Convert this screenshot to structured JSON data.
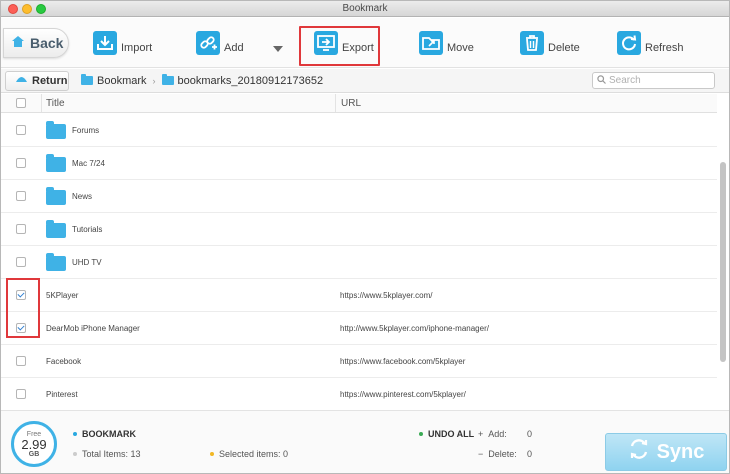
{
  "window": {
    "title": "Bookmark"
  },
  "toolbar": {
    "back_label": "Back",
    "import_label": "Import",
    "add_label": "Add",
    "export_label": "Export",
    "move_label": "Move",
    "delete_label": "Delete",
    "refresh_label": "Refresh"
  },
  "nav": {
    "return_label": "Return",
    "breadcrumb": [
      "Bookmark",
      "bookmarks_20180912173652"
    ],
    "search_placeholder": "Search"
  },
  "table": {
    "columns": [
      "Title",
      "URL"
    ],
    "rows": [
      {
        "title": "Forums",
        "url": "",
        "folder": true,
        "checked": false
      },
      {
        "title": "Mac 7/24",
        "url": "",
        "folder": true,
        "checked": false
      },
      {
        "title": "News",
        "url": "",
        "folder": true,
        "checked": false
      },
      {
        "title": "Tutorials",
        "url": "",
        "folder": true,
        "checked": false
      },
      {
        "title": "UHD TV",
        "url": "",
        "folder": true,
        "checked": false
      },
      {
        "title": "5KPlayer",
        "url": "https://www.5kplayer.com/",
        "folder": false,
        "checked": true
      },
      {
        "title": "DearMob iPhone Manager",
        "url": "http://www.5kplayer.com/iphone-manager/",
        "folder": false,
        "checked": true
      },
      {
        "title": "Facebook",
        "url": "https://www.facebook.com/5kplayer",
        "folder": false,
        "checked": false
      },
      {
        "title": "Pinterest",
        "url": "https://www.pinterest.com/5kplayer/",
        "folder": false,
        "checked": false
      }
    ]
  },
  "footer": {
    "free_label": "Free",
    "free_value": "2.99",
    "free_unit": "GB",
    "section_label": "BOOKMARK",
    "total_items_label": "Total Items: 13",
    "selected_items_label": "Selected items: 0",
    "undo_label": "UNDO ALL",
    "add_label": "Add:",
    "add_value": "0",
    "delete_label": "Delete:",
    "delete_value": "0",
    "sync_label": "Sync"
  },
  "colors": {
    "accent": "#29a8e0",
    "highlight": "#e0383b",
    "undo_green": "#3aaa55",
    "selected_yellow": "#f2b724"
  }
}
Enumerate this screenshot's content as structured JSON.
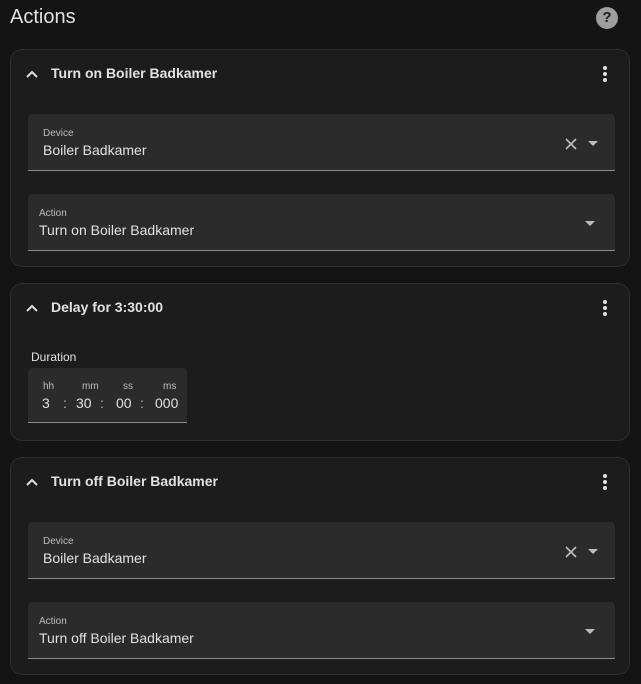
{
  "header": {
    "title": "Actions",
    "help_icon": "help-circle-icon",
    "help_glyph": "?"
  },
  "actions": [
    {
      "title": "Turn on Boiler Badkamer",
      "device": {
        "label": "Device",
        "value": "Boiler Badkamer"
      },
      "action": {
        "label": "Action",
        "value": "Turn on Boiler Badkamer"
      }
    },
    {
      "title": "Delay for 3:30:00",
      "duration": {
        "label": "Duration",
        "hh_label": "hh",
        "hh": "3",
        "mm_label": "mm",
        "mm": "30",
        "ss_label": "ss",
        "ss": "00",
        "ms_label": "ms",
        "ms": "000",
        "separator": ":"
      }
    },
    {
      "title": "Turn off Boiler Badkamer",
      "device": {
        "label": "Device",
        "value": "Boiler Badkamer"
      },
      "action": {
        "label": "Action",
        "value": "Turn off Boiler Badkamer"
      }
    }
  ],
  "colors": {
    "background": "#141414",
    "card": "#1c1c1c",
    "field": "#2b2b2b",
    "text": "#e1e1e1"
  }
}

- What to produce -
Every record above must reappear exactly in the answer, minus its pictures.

- Response box -
Convert this screenshot to structured JSON data.
{
  "window": {
    "title": "Bookmark"
  },
  "toolbar": {
    "back_label": "Back",
    "import_label": "Import",
    "add_label": "Add",
    "export_label": "Export",
    "move_label": "Move",
    "delete_label": "Delete",
    "refresh_label": "Refresh"
  },
  "nav": {
    "return_label": "Return",
    "breadcrumb": [
      "Bookmark",
      "bookmarks_20180912173652"
    ],
    "search_placeholder": "Search"
  },
  "table": {
    "columns": [
      "Title",
      "URL"
    ],
    "rows": [
      {
        "title": "Forums",
        "url": "",
        "folder": true,
        "checked": false
      },
      {
        "title": "Mac 7/24",
        "url": "",
        "folder": true,
        "checked": false
      },
      {
        "title": "News",
        "url": "",
        "folder": true,
        "checked": false
      },
      {
        "title": "Tutorials",
        "url": "",
        "folder": true,
        "checked": false
      },
      {
        "title": "UHD TV",
        "url": "",
        "folder": true,
        "checked": false
      },
      {
        "title": "5KPlayer",
        "url": "https://www.5kplayer.com/",
        "folder": false,
        "checked": true
      },
      {
        "title": "DearMob iPhone Manager",
        "url": "http://www.5kplayer.com/iphone-manager/",
        "folder": false,
        "checked": true
      },
      {
        "title": "Facebook",
        "url": "https://www.facebook.com/5kplayer",
        "folder": false,
        "checked": false
      },
      {
        "title": "Pinterest",
        "url": "https://www.pinterest.com/5kplayer/",
        "folder": false,
        "checked": false
      }
    ]
  },
  "footer": {
    "free_label": "Free",
    "free_value": "2.99",
    "free_unit": "GB",
    "section_label": "BOOKMARK",
    "total_items_label": "Total Items: 13",
    "selected_items_label": "Selected items: 0",
    "undo_label": "UNDO ALL",
    "add_label": "Add:",
    "add_value": "0",
    "delete_label": "Delete:",
    "delete_value": "0",
    "sync_label": "Sync"
  },
  "colors": {
    "accent": "#29a8e0",
    "highlight": "#e0383b",
    "undo_green": "#3aaa55",
    "selected_yellow": "#f2b724"
  }
}
Enumerate this screenshot's content as structured JSON.
{
  "header": {
    "title": "Actions",
    "help_icon": "help-circle-icon",
    "help_glyph": "?"
  },
  "actions": [
    {
      "title": "Turn on Boiler Badkamer",
      "device": {
        "label": "Device",
        "value": "Boiler Badkamer"
      },
      "action": {
        "label": "Action",
        "value": "Turn on Boiler Badkamer"
      }
    },
    {
      "title": "Delay for 3:30:00",
      "duration": {
        "label": "Duration",
        "hh_label": "hh",
        "hh": "3",
        "mm_label": "mm",
        "mm": "30",
        "ss_label": "ss",
        "ss": "00",
        "ms_label": "ms",
        "ms": "000",
        "separator": ":"
      }
    },
    {
      "title": "Turn off Boiler Badkamer",
      "device": {
        "label": "Device",
        "value": "Boiler Badkamer"
      },
      "action": {
        "label": "Action",
        "value": "Turn off Boiler Badkamer"
      }
    }
  ],
  "colors": {
    "background": "#141414",
    "card": "#1c1c1c",
    "field": "#2b2b2b",
    "text": "#e1e1e1"
  }
}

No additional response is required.